President Faure Gnassingbe of Togo, left, with Prime Benjamin Netanyahu and Mrs. Netanyahu
WEST AFRICA / WASHINGTON, DC –– The first ever Israel – Africa Summit has been cancelled indefinitely due to internal and external pressure on the host country, Togo –a tiny West African nation. In a statement on Monday released by the Israelite Foreign Ministry, it said the Israel-Africa Summit scheduled next month in Togo has been postponed.
The ministry’s release suggested that the decision was reached at the request of Togo’s president, Faure Gnassingbe, after consultations with Israeli Prime Minister Benjamin Netanyahu. It stated discussions would continue “to guarantee the full success of the summit.”
Though the Israelite statement postponing the summit gave no reason for the decision, Globe Afrique has reliably learned that internal and external pressure on Togo, and extensive lobbying with other African nations are said to be the main reasons for the cancellation.
Internally, Togo has been experiencing violent opposition’s unrest in recent days, with thousands of protesters calling for presidential term limits amid resentment over the 50-year rule of the Gnassingbe family that began with President Faure Gnassingbe’s father, General Gnassingbe Eyadema, who ruled the West African nation for 40 years until his death in 2005 when his son took over.
Externally, Globe Afrique has reliably learned that few powerful and wealthy Arab nations in the Middle East are not only lobbying a few African countries, calling for the summit to be cancelled, they are also exploiting the political disenchantment in the host country by supporting opposition political groups already angered by President Faure Gnassingbe’s prolonged grip on power.
With promises of loans and other support, several African leaders are being financially coerced into limiting what some in the Middle East see as “a significant Israel’s global entry and influence in Africa,” a continent of 54 sovereign nations and more than a billion people.
Observers say the summit’s cancelation and the pressure on some African leaders have been, in part, due to the aftermath of boycott threats by some Muslim majority countries and pressure against the event from Palestinians and Arab nations.
The Lomé gathering initially set for October would have been the first-ever major Israel-Africa Summit since the Jewish state began active reengagement with the continent.
According to sources, Prime Minister Benjamin Netanyahu who has made it a central component of his latest foreign policy outreach, had planned to attend the conference, which was likely to draw dignitaries from several of the 54 African countries.
The summit would have brought together Israeli and African leaders, business leaders and security experts to discuss and reach agreements on wide range of issues, including socio-economic development and security, especially in the fight against jihadism and other forms of terrorism.
One western regional expert said, “Palestinian issues are a key and very important factor. The Arabs who are largely bent on influencing political leadership and national cultures throughout Africa see Israel’s strong presence in Africa as an undercut.” He added, “With security coordination between Israel and several African nations, Arab supports for groups Boko Haram and Al-Qaeda in the Islamic Maghreb, or AQIM would be defeated and eliminated once and for all. Now some Arabs who want most African countries to be headed by Muslims would not like that.”

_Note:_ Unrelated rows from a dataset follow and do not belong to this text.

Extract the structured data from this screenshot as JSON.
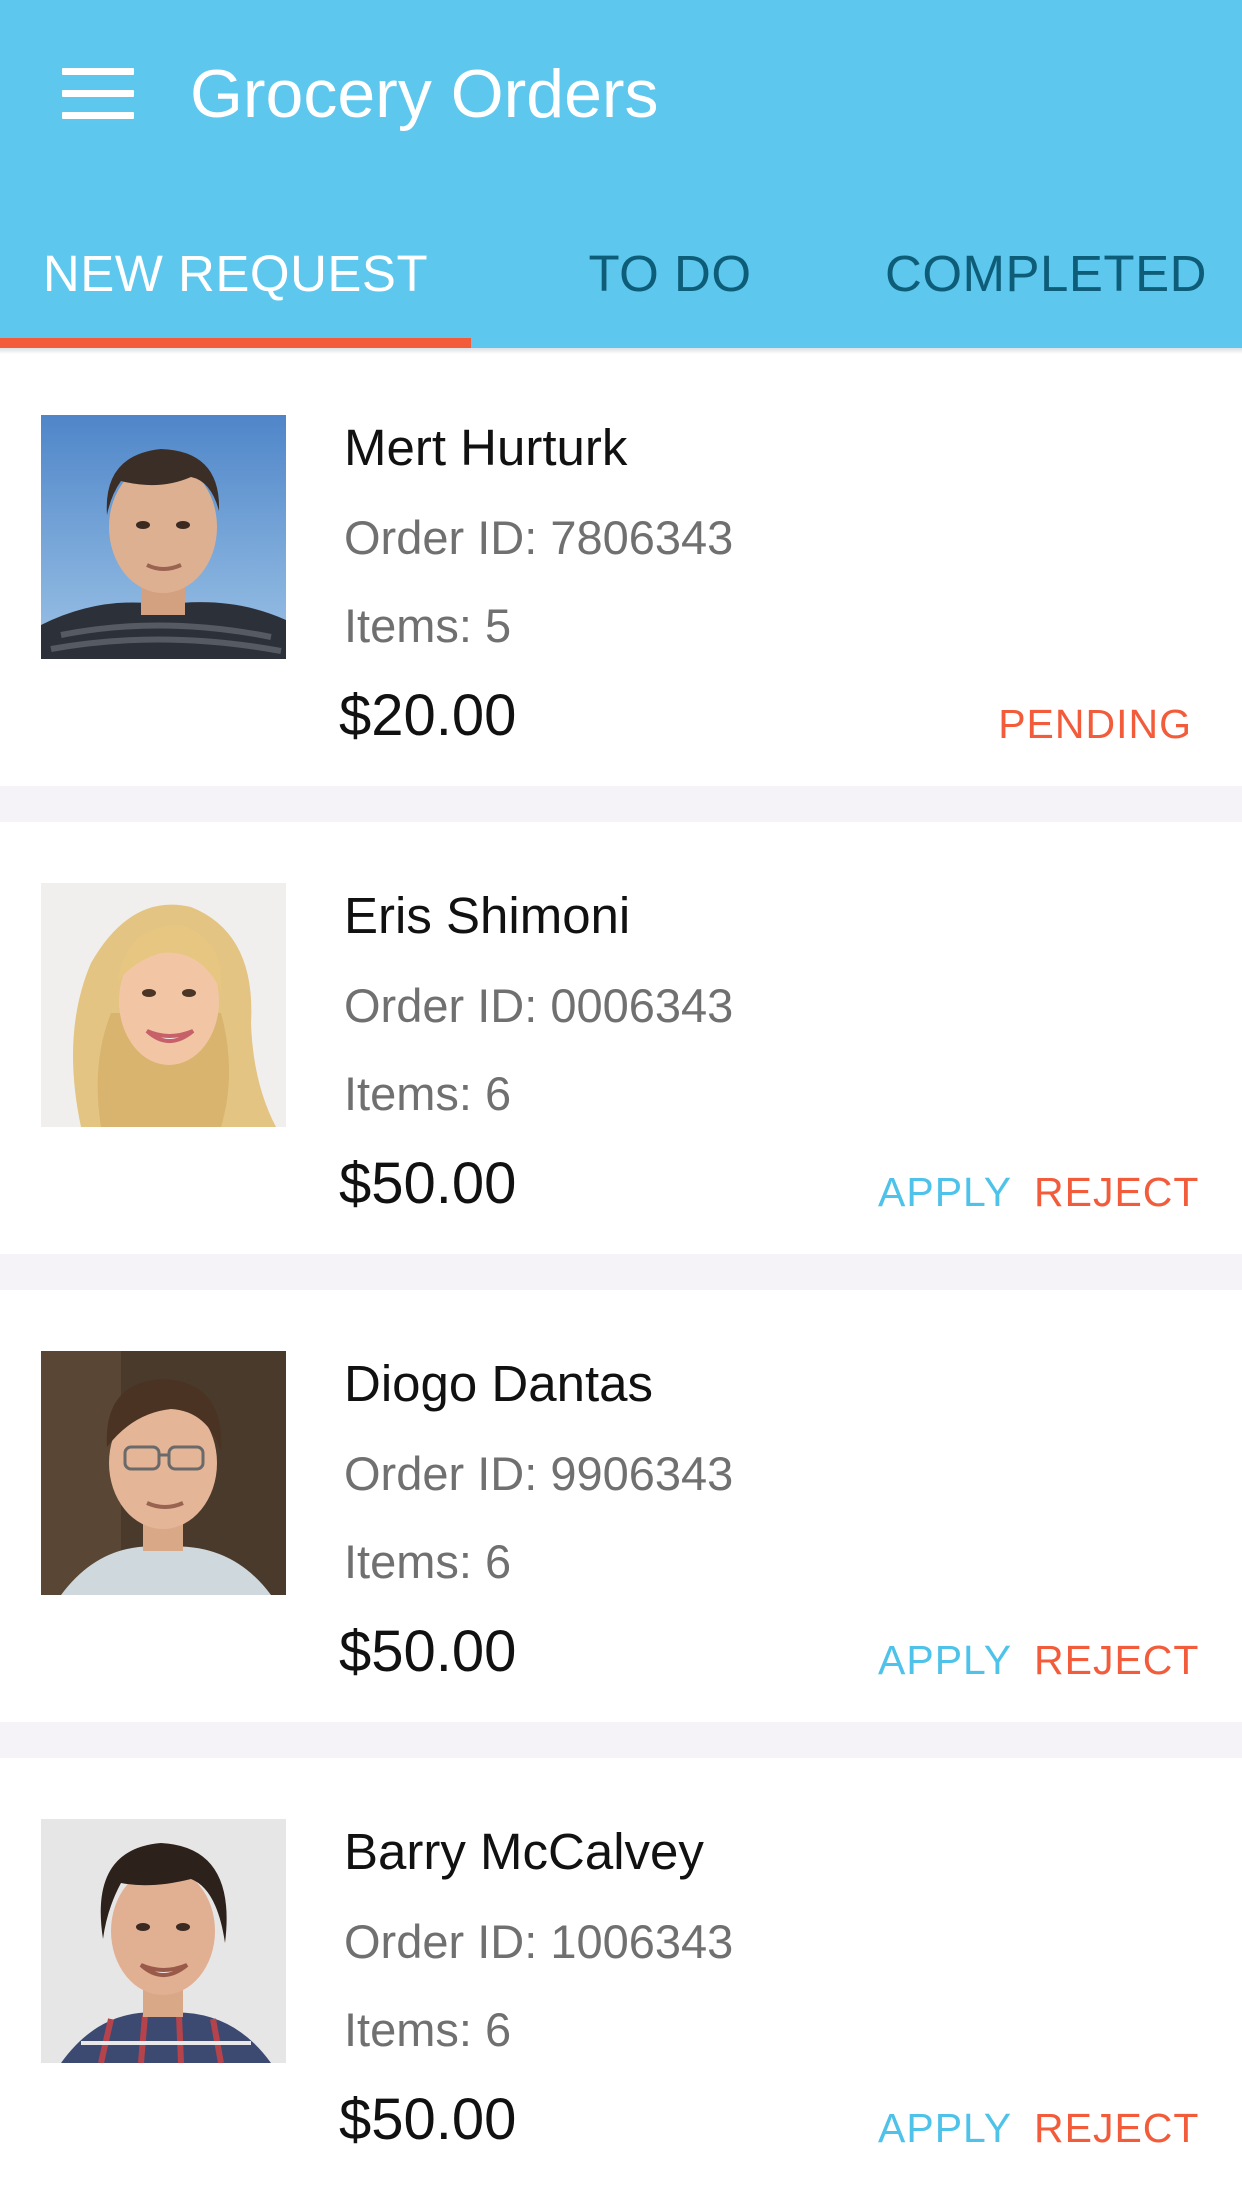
{
  "app_bar": {
    "title": "Grocery Orders",
    "menu_icon": "hamburger-menu-icon",
    "background_color": "#5dc7ee"
  },
  "tabs": [
    {
      "label": "NEW REQUEST",
      "selected": true
    },
    {
      "label": "TO DO",
      "selected": false
    },
    {
      "label": "COMPLETED",
      "selected": false
    }
  ],
  "accent_color": "#f25c3b",
  "orders": [
    {
      "name": "Mert Hurturk",
      "order_id": "Order ID: 7806343",
      "items": "Items: 5",
      "price": "$20.00",
      "status": "PENDING"
    },
    {
      "name": "Eris Shimoni",
      "order_id": "Order ID: 0006343",
      "items": "Items: 6",
      "price": "$50.00",
      "apply_label": "APPLY",
      "reject_label": "REJECT"
    },
    {
      "name": "Diogo Dantas",
      "order_id": "Order ID: 9906343",
      "items": "Items: 6",
      "price": "$50.00",
      "apply_label": "APPLY",
      "reject_label": "REJECT"
    },
    {
      "name": "Barry McCalvey",
      "order_id": "Order ID: 1006343",
      "items": "Items: 6",
      "price": "$50.00",
      "apply_label": "APPLY",
      "reject_label": "REJECT"
    }
  ]
}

Like Boko Haram that wants to establish an Islamic caliphate in Nigeria, Al-Qaeda in the Islamic Maghreb, or AQIM, is an Islamist militant organization which seeks to overthrow the Algerian government and institute an Islamic state.

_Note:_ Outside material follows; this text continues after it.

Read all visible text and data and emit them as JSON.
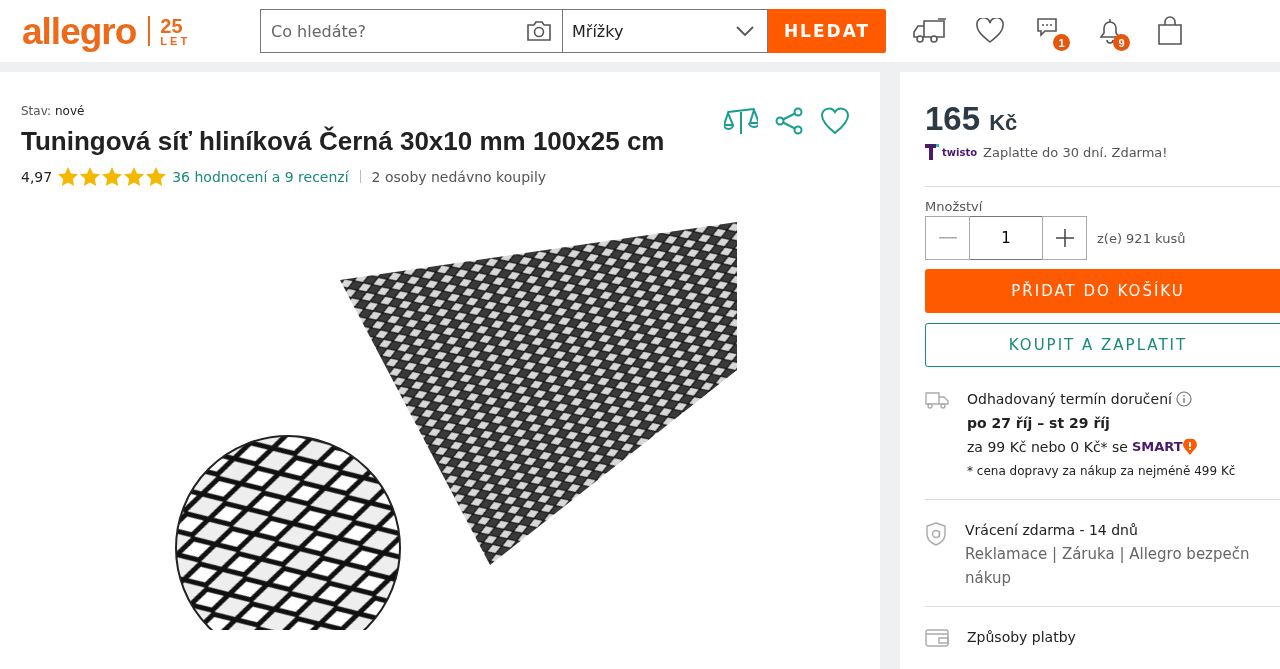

The group commenced as a Salafist Group for Preaching and Combat. It has since asserted its objectives to attack European and American targets. The sect has been labelled a terrorist group by the United Nations, Australia, Canada, Russia, the United Arab Emirate, and the United States.